# [Activity]
All lines below containing the string "JSON" are to be copied.

# [Given information]
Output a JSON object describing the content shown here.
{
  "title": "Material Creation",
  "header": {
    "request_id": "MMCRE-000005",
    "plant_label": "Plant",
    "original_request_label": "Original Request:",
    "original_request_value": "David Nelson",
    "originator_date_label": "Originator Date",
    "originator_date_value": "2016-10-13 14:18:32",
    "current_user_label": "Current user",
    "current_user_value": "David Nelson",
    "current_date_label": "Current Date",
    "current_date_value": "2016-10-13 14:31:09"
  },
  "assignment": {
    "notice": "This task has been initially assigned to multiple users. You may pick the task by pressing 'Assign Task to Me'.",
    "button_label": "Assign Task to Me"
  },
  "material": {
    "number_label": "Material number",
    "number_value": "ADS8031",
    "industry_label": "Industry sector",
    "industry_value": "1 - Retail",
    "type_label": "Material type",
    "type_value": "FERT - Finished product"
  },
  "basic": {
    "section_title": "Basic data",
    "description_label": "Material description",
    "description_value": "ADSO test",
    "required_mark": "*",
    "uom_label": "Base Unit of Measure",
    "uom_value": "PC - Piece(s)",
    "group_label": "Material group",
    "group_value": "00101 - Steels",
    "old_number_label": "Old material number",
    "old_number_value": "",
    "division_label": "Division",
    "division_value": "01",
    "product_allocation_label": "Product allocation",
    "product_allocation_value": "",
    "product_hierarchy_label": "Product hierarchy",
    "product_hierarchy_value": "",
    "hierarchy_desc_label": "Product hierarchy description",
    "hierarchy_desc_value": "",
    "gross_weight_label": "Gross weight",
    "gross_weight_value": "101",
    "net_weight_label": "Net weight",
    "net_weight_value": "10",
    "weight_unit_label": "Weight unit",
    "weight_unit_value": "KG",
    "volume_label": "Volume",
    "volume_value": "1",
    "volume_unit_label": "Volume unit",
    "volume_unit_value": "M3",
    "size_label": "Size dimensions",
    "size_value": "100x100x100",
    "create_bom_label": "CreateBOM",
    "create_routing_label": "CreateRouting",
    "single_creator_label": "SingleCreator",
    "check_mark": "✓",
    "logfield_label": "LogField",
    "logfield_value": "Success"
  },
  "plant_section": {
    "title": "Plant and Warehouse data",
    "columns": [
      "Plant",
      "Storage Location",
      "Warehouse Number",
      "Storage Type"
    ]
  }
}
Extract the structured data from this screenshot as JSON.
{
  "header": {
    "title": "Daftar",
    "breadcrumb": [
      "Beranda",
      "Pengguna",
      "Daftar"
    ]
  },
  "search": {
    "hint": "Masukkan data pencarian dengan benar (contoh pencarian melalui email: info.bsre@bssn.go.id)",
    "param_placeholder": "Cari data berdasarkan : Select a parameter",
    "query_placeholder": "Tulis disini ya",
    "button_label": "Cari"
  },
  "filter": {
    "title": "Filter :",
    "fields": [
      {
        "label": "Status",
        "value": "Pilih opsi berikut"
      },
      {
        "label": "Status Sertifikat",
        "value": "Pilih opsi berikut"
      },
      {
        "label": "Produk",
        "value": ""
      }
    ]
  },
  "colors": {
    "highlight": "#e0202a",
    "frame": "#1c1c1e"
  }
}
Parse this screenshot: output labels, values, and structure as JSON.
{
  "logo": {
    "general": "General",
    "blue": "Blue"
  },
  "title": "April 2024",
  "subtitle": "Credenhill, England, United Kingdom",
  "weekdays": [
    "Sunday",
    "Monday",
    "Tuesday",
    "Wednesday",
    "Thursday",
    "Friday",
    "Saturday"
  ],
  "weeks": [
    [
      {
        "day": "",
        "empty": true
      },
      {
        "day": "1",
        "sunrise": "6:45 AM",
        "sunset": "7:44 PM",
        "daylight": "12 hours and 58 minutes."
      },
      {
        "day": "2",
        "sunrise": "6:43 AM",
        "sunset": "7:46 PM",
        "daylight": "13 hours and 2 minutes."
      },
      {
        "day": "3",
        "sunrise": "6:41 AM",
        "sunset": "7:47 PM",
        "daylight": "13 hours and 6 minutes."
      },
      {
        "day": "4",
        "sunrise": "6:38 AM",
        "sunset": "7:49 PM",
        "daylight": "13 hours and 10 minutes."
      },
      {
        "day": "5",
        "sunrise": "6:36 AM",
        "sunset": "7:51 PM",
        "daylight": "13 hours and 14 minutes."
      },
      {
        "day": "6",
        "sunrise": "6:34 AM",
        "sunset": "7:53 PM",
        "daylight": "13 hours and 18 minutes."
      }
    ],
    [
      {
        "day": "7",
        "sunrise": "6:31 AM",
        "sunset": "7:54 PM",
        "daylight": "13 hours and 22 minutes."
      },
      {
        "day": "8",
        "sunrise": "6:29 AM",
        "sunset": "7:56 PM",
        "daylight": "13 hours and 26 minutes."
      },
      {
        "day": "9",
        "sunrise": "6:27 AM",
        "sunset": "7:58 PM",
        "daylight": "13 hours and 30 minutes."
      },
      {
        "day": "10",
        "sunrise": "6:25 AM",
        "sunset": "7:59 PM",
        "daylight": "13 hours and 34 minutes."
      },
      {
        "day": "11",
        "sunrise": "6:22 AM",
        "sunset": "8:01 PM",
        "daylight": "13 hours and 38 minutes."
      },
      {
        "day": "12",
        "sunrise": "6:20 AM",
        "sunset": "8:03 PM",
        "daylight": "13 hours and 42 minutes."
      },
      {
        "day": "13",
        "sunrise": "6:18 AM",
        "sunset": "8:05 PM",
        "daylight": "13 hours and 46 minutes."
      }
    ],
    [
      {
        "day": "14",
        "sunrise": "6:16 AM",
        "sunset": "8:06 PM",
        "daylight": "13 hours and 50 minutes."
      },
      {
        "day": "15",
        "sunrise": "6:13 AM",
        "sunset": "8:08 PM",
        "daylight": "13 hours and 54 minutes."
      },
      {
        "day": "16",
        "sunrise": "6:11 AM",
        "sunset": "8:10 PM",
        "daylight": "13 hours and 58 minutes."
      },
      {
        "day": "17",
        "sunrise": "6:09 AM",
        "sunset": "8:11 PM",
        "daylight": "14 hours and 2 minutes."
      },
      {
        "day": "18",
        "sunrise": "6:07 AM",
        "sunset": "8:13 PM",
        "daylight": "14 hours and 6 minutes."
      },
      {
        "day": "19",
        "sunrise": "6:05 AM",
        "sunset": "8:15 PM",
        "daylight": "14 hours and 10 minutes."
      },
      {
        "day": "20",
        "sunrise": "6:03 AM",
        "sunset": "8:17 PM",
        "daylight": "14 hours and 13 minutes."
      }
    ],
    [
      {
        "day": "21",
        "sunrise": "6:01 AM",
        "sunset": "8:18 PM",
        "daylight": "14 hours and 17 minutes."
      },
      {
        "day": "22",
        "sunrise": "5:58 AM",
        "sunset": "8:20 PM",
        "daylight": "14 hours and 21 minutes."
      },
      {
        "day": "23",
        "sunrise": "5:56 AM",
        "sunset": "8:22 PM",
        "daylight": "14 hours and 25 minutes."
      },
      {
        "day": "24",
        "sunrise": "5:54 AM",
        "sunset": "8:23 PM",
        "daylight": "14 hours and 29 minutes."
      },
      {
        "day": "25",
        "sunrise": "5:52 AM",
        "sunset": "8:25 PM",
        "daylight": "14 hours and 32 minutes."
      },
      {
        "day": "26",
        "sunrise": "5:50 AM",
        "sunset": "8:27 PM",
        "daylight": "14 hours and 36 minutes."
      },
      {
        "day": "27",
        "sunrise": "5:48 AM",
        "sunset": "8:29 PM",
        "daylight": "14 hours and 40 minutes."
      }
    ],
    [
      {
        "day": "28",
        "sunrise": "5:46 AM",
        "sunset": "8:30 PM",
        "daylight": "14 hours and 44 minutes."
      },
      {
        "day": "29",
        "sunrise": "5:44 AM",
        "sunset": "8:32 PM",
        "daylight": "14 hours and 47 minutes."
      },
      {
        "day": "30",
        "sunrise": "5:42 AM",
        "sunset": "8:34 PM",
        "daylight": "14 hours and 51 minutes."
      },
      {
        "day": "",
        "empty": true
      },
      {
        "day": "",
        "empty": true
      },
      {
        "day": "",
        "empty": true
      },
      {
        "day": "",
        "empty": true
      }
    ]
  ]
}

# [Response to this exercise]
Output a JSON object describing the content shown here.
Extract the structured data from this screenshot as JSON.
Parse this screenshot: output labels, values, and structure as JSON.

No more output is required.